The other style of food that gets me hot and bothered? To quote Anthony Bourdain: Meat in tube form. A platter of Polish sausages served with sauerkraut and mustard was our main. Blood sausage you say? Oh my god yes. Sound creepy to you? Don't think of the name - just try it. If you like sausage and sausage breakfast-patties - you will like this. Yeah, it's a little iron-y… but you're a mammal - your steak had blood running through and around it - let's eat the isolated source! It's freaking good!
From here - it was time to head back to the venue in Warsaw to meet up with another one of our long-time friends from Poland: Magdalena. Magdalena - to say the least - is an artist. Her painting skills when I first met her were near-legendary… nowadays? She's progressed so much to a point that I am convinced in a few more years of honing her skills - she will be one of the only modern-day painters who paints like the classical-greats. She's that good.
We heard about her back in the day due to her renditions of Trivium band members. At the show, she brought along her mother (a big Trivium fan as well!), sister, boyfriend, and a few others. Magda soon presented the four of us with her newest creation: updated paintings of the Trivium boys in their In Waves garbs. Impeccable. She even nailed Nick's classic… uh… Nick look. Ha!
The first time we played Warsaw, I think 80 kids showed up. That night? 1,000 kids. Sold out show. Incredible. My Polish keeps getting better too. It's gotta be all that Polish alcohol and food I consume.

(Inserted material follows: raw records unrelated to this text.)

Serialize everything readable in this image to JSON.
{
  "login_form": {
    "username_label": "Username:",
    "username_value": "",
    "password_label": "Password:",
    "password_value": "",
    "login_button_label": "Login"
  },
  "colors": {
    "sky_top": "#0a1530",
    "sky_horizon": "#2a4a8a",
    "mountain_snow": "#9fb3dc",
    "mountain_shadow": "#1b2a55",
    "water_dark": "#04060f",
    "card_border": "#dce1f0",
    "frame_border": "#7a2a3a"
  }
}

We wrapped up an incredible show (some of the Behemoth dudes even came by!) and I was off to Robert's for a nightcap beer with some friends and a doze to prep for my day of Warsaw the next day.